White argued that it’s unfair that he was suspended for 10 days, the same punishment imposed on firefighter Christopher Houston, who came to the station while off duty with ketchup on a white shirt and pretended that he was hurt.
Houston didn’t appeal his punishment.
Riggins said White’s punishment was tailored to his actions. He characterized Houston’s part in the prank as that of an actor and said it was similar to White’s playing the part of a scared firefighter.
Robert Herndon, the administrative law judge who presided at the hearing, is scheduled to issue a written decision within 10 working days of receiving a transcript from Thursday’s hearing.
Transcripts have not been completed for the appeals hearing held Dec. 14 for firefighters Hughes and Joshua Brewer. Herndon also presided at that hearing.
Brewer, the firefighter who recorded the prank and posted a video to YouTube, was suspended for 10 days and demoted to fire private from the rank of sergeant. Hughes was fired.
An attorney representing Hughes and Brewer argued that the two firefighters were punished unfairly because the public became aware of the department’s culture, which has involved such pranks for years.
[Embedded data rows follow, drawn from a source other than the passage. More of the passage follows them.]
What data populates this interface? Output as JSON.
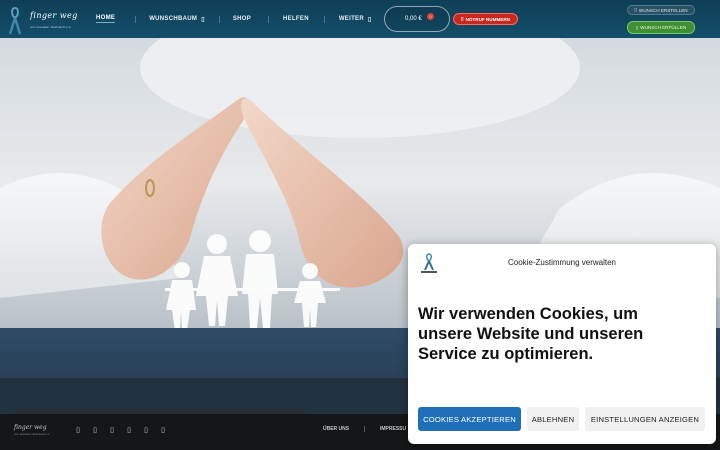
{
  "header": {
    "logo_script": "finger weg",
    "logo_tagline": "vom sexuellen missbrauch e.V.",
    "nav": [
      {
        "label": "HOME",
        "active": true
      },
      {
        "label": "WUNSCHBAUM",
        "has_dropdown": true
      },
      {
        "label": "SHOP"
      },
      {
        "label": "HELFEN"
      },
      {
        "label": "WEITER",
        "has_dropdown": true
      }
    ],
    "cart_price": "0,00 €",
    "cart_count": "0",
    "notruf_label": "NOTRUF NUMMERN",
    "wish_create_label": "WUNSCH ERSTELLEN",
    "wish_fulfil_label": "WUNSCH ERFÜLLEN"
  },
  "footer": {
    "logo_script": "finger weg",
    "logo_tagline": "vom sexuellen missbrauch e.V.",
    "social_icons": [
      "icon-1",
      "icon-2",
      "icon-3",
      "icon-4",
      "icon-5",
      "icon-6"
    ],
    "links": [
      "ÜBER UNS",
      "IMPRESSU"
    ]
  },
  "cookie": {
    "title": "Cookie-Zustimmung verwalten",
    "headline": "Wir verwenden Cookies, um unsere Website und unseren Service zu optimieren.",
    "accept_label": "COOKIES AKZEPTIEREN",
    "deny_label": "ABLEHNEN",
    "settings_label": "EINSTELLUNGEN ANZEIGEN"
  },
  "colors": {
    "header_bg": "#134e6a",
    "notruf_red": "#c8291f",
    "wish_green": "#3f8f33",
    "accept_blue": "#1e6fb8"
  }
}
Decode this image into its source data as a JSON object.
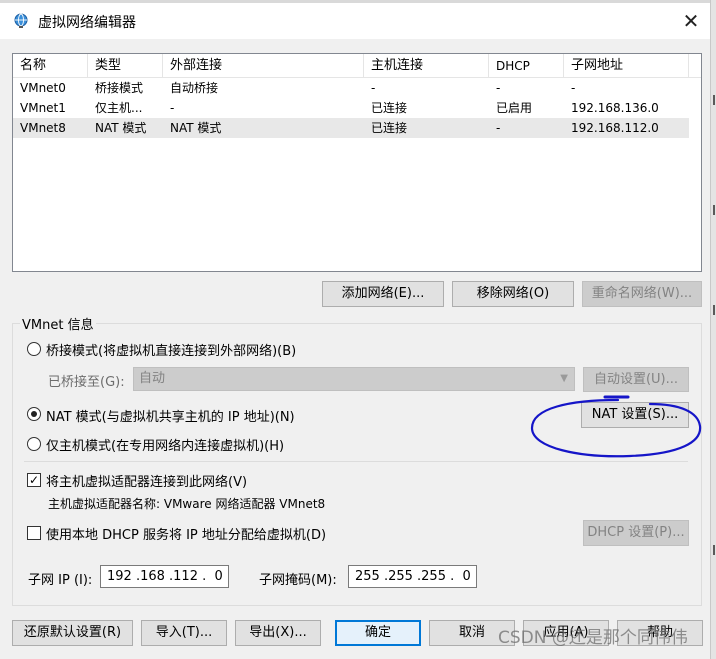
{
  "window": {
    "title": "虚拟网络编辑器",
    "close_glyph": "✕"
  },
  "table": {
    "headers": [
      "名称",
      "类型",
      "外部连接",
      "主机连接",
      "DHCP",
      "子网地址"
    ],
    "rows": [
      [
        "VMnet0",
        "桥接模式",
        "自动桥接",
        "-",
        "-",
        "-"
      ],
      [
        "VMnet1",
        "仅主机...",
        "-",
        "已连接",
        "已启用",
        "192.168.136.0"
      ],
      [
        "VMnet8",
        "NAT 模式",
        "NAT 模式",
        "已连接",
        "-",
        "192.168.112.0"
      ]
    ],
    "selected_row": 2
  },
  "network_buttons": {
    "add": "添加网络(E)...",
    "remove": "移除网络(O)",
    "rename": "重命名网络(W)..."
  },
  "vmnet_info": {
    "group_label": "VMnet 信息",
    "bridged_radio": "桥接模式(将虚拟机直接连接到外部网络)(B)",
    "bridged_to_label": "已桥接至(G):",
    "bridged_to_value": "自动",
    "auto_settings": "自动设置(U)...",
    "nat_radio": "NAT 模式(与虚拟机共享主机的 IP 地址)(N)",
    "nat_settings": "NAT 设置(S)...",
    "hostonly_radio": "仅主机模式(在专用网络内连接虚拟机)(H)",
    "selected_mode": "nat",
    "connect_adapter_check": "将主机虚拟适配器连接到此网络(V)",
    "connect_adapter_checked": true,
    "adapter_name": "主机虚拟适配器名称: VMware 网络适配器 VMnet8",
    "dhcp_check": "使用本地 DHCP 服务将 IP 地址分配给虚拟机(D)",
    "dhcp_checked": false,
    "dhcp_settings": "DHCP 设置(P)...",
    "subnet_ip_label": "子网 IP (I):",
    "subnet_ip": "192 .168 .112 .  0",
    "subnet_mask_label": "子网掩码(M):",
    "subnet_mask": "255 .255 .255 .  0"
  },
  "bottom_buttons": {
    "restore": "还原默认设置(R)",
    "import": "导入(T)...",
    "export": "导出(X)...",
    "ok": "确定",
    "cancel": "取消",
    "apply": "应用(A)",
    "help": "帮助"
  },
  "watermark": "CSDN @还是那个同伟伟",
  "colors": {
    "selection": "#e8e8e8",
    "default_button_border": "#0078d7",
    "annotation": "#1515c8"
  },
  "icons": {
    "title": "network-globe-icon",
    "checkmark": "✓"
  }
}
Testimony was presented at the hearing regarding other pranks that didn’t result in comparable punishment.
An attorney representing the city argued the punishment was supported by substantial evidence.
To contact writer Amy Leigh Womack, call 744-4398.